Sonographic estimation of fetal body composition with gestational diabetes mellitus at term

Obstet Gynecol. 1996 Nov;88(5):849-54. doi: 10.1016/0029-7844(96)00292-X.


Objective: To derive models and equations for estimating fetal lean mass and fat mass in women with gestational diabetes mellitus (GDM), using sonographic techniques and neonatal total body electrical conductivity.

Methods: Twenty women with GDM at term underwent sonographic evaluation within 72 hours before delivery. Sonographic studies included measurements of the fetal biparietal diameter, head circumference, abdominal circumference, anterior and lateral abdominal-wall subcutaneous fat thicknesses, femur length, mid-thigh circumference, and anterior and lateral thigh subcutaneous fat thicknesses. Within 24 hours of birth, the infants were weighed and their body composition estimated with total body electrical conductivity measurements. Volume-based models and regression equations for estimating lean and fat mass were derived. The equations were validated prospectively in the next 16 women with GDM.

Results: There were no significant differences in maternal or neonatal demographic or anthropometric data between the derivative and validation groups.

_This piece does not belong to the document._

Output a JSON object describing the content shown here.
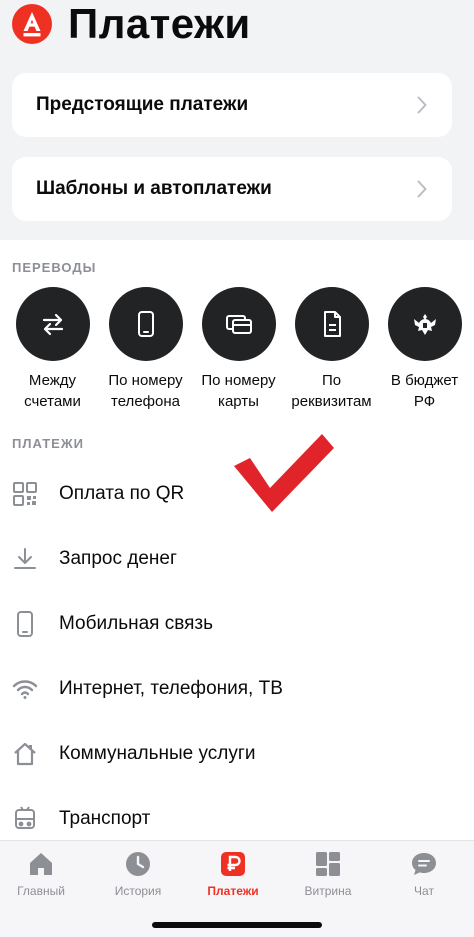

The equation for estimating fetal lean mass is: lean mass = 0.169(volume of head) + 0.262(volume of lean trunk) - 308.59 (r = 0.86, P < .01). The equation for estimating fetal fat mass is: fat mass = 0.241(volume of fat sheath of trunk) - 213.13 (r = 0.73, P < .01). In the validation group, the sonographic estimates of fetal lean and fat mass were not significantly different than those estimated by total body electrical conductivity (P = .18 and P = .77, respectively).

Conclusion: Fetal body composition can be estimated by obtaining several additional measurements during routine fetal sonography.

Publication types

  • Research Support, U.S. Gov't, P.H.S.

MeSH terms

  • Body Composition*
  • Diabetes, Gestational / diagnostic imaging*
  • Diabetes, Gestational / physiopathology
  • Electric Conductivity
  • Female
  • Fetus / anatomy & histology*
  • Humans
  • Infant, Newborn
  • Pregnancy
  • Ultrasonography, Prenatal*